§ Excerpted data:
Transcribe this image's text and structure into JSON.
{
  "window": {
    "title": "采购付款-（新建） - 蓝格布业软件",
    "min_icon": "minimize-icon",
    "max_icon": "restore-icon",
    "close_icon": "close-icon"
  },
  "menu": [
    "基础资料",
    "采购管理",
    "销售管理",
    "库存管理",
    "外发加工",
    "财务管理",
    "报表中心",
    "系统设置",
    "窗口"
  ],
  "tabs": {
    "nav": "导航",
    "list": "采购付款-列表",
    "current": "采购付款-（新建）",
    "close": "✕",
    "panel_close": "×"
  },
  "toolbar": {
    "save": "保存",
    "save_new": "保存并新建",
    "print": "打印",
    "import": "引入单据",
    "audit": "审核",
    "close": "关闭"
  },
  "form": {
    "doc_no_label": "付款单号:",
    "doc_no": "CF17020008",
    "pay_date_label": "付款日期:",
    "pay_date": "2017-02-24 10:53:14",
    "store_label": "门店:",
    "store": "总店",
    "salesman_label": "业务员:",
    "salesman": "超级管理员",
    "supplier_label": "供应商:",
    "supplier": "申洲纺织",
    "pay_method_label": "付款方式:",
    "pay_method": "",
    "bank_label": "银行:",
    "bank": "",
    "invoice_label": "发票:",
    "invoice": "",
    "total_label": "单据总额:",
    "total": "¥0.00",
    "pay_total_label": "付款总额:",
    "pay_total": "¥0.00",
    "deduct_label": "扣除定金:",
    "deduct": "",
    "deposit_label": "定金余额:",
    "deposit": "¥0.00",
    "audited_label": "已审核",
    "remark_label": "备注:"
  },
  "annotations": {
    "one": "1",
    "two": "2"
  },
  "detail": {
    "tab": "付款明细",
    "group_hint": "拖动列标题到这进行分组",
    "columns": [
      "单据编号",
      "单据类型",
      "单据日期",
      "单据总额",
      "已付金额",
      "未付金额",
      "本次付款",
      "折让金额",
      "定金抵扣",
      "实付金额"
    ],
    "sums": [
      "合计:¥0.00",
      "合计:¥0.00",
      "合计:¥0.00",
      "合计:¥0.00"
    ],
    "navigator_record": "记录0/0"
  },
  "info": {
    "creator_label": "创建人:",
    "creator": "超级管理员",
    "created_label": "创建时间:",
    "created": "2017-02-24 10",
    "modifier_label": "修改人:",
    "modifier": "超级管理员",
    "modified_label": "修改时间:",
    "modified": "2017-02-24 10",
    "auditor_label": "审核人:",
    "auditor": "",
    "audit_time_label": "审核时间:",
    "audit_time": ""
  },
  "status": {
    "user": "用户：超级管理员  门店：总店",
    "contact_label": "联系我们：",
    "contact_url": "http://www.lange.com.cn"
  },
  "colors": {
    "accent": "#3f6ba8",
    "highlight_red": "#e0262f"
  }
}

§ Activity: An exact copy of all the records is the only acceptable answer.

§ Completed exercise:
Transcribe this image's text and structure into JSON.
{
  "window": {
    "title": "采购付款-（新建） - 蓝格布业软件",
    "min_icon": "minimize-icon",
    "max_icon": "restore-icon",
    "close_icon": "close-icon"
  },
  "menu": [
    "基础资料",
    "采购管理",
    "销售管理",
    "库存管理",
    "外发加工",
    "财务管理",
    "报表中心",
    "系统设置",
    "窗口"
  ],
  "tabs": {
    "nav": "导航",
    "list": "采购付款-列表",
    "current": "采购付款-（新建）",
    "close": "✕",
    "panel_close": "×"
  },
  "toolbar": {
    "save": "保存",
    "save_new": "保存并新建",
    "print": "打印",
    "import": "引入单据",
    "audit": "审核",
    "close": "关闭"
  },
  "form": {
    "doc_no_label": "付款单号:",
    "doc_no": "CF17020008",
    "pay_date_label": "付款日期:",
    "pay_date": "2017-02-24 10:53:14",
    "store_label": "门店:",
    "store": "总店",
    "salesman_label": "业务员:",
    "salesman": "超级管理员",
    "supplier_label": "供应商:",
    "supplier": "申洲纺织",
    "pay_method_label": "付款方式:",
    "pay_method": "",
    "bank_label": "银行:",
    "bank": "",
    "invoice_label": "发票:",
    "invoice": "",
    "total_label": "单据总额:",
    "total": "¥0.00",
    "pay_total_label": "付款总额:",
    "pay_total": "¥0.00",
    "deduct_label": "扣除定金:",
    "deduct": "",
    "deposit_label": "定金余额:",
    "deposit": "¥0.00",
    "audited_label": "已审核",
    "remark_label": "备注:"
  },
  "annotations": {
    "one": "1",
    "two": "2"
  },
  "detail": {
    "tab": "付款明细",
    "group_hint": "拖动列标题到这进行分组",
    "columns": [
      "单据编号",
      "单据类型",
      "单据日期",
      "单据总额",
      "已付金额",
      "未付金额",
      "本次付款",
      "折让金额",
      "定金抵扣",
      "实付金额"
    ],
    "sums": [
      "合计:¥0.00",
      "合计:¥0.00",
      "合计:¥0.00",
      "合计:¥0.00"
    ],
    "navigator_record": "记录0/0"
  },
  "info": {
    "creator_label": "创建人:",
    "creator": "超级管理员",
    "created_label": "创建时间:",
    "created": "2017-02-24 10",
    "modifier_label": "修改人:",
    "modifier": "超级管理员",
    "modified_label": "修改时间:",
    "modified": "2017-02-24 10",
    "auditor_label": "审核人:",
    "auditor": "",
    "audit_time_label": "审核时间:",
    "audit_time": ""
  },
  "status": {
    "user": "用户：超级管理员  门店：总店",
    "contact_label": "联系我们：",
    "contact_url": "http://www.lange.com.cn"
  },
  "colors": {
    "accent": "#3f6ba8",
    "highlight_red": "#e0262f"
  }
}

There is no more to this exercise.